“True happiness consists not in the multitude of friends, but in their worth and choice.” – Samuel Johnston, (1709 – 1784) British lexicographer
As many of you know, I spent the weekend at an art festival. It was my first festival (although I have been doing small monthly ArtWalks since November). The weeks leading up to the festival, I wrestled with nerves and lots of questions. Was I good enough? Would my work sell? Could I make enough art (whatever enough is)? Should I have spent money on a booth….that much money?
The oldest and strongest emotion of mankind is fear, and the oldest and strongest kind of fear is fear of the unknown. –H. P. Lovecraft (1890-1937)
Now, when it comes to taking risks in life, I like to think of myself as courageous, so having all this self-doubt was a challenge. I did my best to work through it but inevitably, it came out in conversations with family and friends. Often during their responses, I would find myself stepping back from the conversation in wonderment at the care they showed for me, happily surprised at how they championed my cause when I could not.

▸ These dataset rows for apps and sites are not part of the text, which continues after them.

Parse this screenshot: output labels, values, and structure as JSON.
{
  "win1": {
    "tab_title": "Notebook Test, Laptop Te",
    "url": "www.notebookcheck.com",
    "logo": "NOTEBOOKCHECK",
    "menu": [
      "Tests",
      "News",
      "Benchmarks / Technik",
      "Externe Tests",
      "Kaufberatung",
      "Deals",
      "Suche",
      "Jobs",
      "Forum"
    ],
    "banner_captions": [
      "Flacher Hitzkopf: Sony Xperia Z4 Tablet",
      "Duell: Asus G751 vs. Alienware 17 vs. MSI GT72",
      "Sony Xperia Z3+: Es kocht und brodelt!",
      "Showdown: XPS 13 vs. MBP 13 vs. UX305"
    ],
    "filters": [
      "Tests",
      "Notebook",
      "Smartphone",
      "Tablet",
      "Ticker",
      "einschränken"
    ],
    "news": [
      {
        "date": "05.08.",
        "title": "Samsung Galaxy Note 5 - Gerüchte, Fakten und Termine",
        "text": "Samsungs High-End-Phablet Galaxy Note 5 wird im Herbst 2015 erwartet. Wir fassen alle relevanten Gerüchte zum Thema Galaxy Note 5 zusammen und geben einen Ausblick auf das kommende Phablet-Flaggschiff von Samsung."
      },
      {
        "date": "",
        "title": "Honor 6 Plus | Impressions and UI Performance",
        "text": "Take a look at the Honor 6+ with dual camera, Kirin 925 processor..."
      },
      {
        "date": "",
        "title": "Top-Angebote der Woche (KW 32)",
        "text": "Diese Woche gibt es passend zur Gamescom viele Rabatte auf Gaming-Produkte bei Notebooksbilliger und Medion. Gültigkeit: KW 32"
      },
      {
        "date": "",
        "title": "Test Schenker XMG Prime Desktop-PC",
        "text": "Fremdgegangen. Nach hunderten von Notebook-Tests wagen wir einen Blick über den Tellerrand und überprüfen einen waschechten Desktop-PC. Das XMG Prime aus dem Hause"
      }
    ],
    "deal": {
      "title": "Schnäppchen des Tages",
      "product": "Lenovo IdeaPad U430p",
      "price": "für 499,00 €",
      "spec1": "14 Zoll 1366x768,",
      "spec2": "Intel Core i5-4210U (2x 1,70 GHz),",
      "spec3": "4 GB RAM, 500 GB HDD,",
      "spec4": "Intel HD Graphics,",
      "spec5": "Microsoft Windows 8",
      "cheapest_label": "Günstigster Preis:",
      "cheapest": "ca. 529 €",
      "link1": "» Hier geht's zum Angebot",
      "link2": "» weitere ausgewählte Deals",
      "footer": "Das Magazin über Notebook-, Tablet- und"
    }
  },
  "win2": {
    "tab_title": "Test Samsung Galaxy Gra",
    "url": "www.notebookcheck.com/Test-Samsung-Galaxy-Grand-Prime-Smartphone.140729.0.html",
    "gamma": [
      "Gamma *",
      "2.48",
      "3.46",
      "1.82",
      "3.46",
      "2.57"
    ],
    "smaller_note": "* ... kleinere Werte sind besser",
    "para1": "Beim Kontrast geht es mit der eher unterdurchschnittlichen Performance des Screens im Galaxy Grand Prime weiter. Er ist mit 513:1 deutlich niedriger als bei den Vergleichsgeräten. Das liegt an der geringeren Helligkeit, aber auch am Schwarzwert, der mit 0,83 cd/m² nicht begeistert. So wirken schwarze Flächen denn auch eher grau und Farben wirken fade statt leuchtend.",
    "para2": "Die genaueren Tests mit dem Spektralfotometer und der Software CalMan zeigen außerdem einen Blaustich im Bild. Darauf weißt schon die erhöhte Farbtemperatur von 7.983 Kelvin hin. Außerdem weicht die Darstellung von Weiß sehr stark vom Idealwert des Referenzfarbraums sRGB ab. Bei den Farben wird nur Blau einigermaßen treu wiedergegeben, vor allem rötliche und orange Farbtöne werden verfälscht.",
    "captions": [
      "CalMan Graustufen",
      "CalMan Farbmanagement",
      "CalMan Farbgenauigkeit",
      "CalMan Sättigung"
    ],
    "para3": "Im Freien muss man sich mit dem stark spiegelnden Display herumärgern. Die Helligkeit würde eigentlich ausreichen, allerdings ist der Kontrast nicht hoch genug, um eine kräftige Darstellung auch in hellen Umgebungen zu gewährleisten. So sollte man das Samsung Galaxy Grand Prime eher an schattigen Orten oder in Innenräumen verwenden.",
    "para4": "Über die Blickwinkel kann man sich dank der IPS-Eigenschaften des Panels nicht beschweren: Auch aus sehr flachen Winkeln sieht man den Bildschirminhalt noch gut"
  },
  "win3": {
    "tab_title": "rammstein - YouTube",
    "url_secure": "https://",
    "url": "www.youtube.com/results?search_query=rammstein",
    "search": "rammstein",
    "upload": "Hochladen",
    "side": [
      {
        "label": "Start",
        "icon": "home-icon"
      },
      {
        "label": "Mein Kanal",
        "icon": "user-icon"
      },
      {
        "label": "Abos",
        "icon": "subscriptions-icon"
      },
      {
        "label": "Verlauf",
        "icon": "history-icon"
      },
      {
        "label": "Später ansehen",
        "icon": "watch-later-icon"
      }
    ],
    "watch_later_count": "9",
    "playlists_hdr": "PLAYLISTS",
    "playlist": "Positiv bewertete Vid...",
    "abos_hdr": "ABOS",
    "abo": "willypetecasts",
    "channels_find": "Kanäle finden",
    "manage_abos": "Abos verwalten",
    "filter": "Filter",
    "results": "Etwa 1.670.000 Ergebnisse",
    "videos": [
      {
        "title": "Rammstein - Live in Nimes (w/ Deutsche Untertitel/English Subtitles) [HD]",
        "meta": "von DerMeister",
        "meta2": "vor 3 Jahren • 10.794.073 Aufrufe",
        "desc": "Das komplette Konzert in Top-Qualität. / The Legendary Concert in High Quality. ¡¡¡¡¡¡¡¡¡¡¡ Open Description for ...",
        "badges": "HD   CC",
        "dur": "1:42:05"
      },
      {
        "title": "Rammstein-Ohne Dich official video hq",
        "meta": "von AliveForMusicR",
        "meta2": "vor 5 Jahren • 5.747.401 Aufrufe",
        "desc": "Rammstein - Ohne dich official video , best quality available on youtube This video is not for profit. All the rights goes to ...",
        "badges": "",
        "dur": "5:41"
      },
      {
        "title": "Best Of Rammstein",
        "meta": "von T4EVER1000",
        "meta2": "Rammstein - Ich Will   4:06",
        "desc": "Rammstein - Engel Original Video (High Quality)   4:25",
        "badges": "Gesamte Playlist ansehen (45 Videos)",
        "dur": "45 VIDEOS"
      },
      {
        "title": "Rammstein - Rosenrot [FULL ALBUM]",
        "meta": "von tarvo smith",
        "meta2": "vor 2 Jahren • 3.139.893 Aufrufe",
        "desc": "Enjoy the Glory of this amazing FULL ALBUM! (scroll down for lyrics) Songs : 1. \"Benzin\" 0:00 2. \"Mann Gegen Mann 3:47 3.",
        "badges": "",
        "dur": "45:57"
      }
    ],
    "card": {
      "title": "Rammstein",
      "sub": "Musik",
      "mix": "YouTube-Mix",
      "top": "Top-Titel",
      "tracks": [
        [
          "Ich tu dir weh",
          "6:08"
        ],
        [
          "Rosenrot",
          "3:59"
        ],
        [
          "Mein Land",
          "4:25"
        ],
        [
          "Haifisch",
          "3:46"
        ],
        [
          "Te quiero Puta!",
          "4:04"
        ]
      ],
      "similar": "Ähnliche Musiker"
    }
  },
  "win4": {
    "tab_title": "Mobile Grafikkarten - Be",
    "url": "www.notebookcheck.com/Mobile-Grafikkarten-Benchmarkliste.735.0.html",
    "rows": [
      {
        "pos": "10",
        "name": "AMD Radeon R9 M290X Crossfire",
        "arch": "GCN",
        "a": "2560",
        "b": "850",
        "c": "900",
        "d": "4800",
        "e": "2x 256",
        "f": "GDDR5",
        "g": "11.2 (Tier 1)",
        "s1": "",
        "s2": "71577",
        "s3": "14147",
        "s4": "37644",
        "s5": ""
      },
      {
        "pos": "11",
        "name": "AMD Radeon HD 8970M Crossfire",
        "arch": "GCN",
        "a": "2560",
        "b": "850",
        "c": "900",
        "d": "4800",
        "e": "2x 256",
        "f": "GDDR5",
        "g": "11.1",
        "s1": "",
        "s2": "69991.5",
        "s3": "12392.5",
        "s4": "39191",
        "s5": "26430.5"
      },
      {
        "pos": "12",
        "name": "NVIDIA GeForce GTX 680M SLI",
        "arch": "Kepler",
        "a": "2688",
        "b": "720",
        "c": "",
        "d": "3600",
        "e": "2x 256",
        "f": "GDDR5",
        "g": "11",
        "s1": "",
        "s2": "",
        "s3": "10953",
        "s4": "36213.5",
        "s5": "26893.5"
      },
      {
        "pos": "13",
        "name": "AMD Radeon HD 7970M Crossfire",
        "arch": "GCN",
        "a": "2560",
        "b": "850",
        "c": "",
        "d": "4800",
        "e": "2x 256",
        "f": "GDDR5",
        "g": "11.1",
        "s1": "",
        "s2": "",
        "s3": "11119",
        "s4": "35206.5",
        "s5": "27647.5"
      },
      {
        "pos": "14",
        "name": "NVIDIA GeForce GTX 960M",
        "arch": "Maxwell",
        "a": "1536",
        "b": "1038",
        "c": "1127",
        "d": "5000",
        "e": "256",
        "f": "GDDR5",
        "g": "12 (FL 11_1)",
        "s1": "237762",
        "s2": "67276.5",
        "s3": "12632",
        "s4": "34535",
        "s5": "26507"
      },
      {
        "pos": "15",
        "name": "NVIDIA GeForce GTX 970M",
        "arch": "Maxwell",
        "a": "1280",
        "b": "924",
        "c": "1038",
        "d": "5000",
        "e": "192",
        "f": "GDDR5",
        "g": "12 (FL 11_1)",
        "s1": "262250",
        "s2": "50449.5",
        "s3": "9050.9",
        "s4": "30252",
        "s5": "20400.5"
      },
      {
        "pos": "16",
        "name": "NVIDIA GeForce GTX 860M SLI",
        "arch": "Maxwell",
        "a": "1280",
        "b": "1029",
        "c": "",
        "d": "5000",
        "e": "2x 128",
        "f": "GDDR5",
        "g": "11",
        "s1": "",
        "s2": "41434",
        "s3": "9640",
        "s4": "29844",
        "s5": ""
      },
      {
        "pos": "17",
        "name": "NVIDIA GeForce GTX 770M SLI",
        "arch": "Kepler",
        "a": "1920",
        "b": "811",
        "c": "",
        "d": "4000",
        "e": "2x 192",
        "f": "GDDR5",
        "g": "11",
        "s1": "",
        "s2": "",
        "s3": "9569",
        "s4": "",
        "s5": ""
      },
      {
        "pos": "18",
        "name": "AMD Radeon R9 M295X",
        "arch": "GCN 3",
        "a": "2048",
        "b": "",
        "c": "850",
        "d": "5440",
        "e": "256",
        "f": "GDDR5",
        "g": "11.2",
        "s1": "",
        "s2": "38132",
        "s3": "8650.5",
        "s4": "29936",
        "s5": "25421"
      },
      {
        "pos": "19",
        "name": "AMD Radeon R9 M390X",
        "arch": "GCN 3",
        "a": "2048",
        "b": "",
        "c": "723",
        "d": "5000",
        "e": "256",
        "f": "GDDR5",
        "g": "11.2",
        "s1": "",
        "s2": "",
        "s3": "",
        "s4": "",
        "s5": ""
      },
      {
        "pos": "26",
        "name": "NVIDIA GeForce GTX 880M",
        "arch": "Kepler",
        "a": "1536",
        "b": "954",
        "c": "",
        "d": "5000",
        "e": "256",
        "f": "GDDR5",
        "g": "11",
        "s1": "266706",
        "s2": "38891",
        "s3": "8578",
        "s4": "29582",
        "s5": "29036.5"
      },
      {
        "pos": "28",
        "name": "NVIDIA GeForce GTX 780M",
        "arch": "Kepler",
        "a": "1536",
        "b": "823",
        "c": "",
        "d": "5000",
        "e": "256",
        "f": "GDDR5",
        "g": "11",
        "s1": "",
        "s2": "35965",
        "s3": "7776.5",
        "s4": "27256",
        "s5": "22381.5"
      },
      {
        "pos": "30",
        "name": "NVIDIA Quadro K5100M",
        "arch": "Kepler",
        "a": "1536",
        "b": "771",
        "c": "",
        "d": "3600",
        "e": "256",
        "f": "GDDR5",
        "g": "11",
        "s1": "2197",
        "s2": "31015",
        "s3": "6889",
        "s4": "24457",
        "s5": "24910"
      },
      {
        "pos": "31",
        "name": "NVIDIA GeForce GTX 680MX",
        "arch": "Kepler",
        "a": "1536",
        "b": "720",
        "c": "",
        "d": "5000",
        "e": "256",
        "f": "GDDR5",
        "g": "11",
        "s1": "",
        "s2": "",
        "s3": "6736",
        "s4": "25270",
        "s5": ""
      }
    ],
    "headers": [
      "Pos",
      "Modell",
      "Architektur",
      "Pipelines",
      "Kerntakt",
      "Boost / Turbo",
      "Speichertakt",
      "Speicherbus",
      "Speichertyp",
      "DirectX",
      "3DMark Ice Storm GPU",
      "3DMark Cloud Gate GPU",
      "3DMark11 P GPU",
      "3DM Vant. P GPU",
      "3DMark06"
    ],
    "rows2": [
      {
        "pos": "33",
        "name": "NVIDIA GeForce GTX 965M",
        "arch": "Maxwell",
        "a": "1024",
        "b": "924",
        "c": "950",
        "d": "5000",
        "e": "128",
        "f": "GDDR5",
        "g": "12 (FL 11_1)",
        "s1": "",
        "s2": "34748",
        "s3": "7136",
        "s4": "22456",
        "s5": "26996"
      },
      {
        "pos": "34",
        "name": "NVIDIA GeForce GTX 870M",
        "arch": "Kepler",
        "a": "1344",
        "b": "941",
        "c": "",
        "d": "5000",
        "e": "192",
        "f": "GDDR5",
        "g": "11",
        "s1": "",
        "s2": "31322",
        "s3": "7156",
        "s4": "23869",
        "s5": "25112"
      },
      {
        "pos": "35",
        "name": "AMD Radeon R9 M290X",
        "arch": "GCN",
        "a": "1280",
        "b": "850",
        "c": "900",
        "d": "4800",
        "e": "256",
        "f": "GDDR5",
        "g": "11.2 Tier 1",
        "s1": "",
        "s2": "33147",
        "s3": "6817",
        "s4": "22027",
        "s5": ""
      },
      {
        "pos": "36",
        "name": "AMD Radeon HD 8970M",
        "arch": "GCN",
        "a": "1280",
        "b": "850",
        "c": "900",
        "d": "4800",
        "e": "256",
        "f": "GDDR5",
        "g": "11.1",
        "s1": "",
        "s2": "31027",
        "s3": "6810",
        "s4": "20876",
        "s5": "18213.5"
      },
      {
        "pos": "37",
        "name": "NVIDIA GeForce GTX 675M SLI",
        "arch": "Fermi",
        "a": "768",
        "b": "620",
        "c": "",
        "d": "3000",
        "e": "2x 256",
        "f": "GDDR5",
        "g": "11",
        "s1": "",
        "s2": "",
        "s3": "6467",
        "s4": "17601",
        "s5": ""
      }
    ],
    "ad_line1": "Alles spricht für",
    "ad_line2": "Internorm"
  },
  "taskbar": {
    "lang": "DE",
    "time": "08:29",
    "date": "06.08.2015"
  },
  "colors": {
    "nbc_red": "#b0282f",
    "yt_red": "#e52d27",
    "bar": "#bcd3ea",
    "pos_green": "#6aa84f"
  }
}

“A friend is a person with whom I may be sincere. Before him I may think aloud.” – Ralph Waldo Emerson US poet & essayist
With each episode of doubt, I pressed on and could move forward because of their support. And move forward I did! I found a new stride with my art, discovered pathways to expressing my imagination like I never had before. I hit the studio with exuberance and at the end of the week had a collection of work that left me feeling very satisfied.
As the event took off, I found answers to some of those questions that had been haunting me. Could I make enough art (whatever enough is)? Yes, I had enough work. And what was enough? Well, for me, it was the amount I needed to fill the tables I had brought….pleasantly sufficient. Would my work sell? Was I good enough? I came home with less than I went with, a handful of intentions to buy, many more whispered wishes from passer-by’s, and an endless flow of mental snapshots documenting bright, exquisite faces en-joyed with seeing my art. Should I have spent the money on the booth? Again, yes. It bought me this exquisite experience.
At the end of the weekend, just before my over-worked husband rolled over for a much deserved nap, he mused, “You really do know a lot of people, Rachél.” It had been a joke over the weekend that I might do well to run for mayor, I knew an endless flow of the people that walked by my table. So many friends came out to support me that I felt like I had made jumping up to give a hug a new sport.
I offered him my appreciation for reflecting that for me and then, he added, “It’s your superpower, connecting with people.” That’s when I realized that selling art this weekend and making money wasn’t what had driven me to do the festival or even to make the art. This whole thing had been about connecting. I made art for the beauty it might bring to someone, for the story about myself it shared, because people who loved me knew they might know me better for having expressed myself in this way and because they wanted to see me make my dreams come true. That is the power of friends. My relationships were works of art: the old, tried, true, and new.
“A Friend may well be reckoned the masterpiece of Nature.” – Ralph Waldo Emerson
I wanted to end my long, beautiful weekend by sharing with you my very deep appreciation for YOUR support. So much of the encouragement I got from friends came from this group of lovely souls that has come to known as the Creativity Tribe. I felt you with me each step of the way. Your support was invaluable!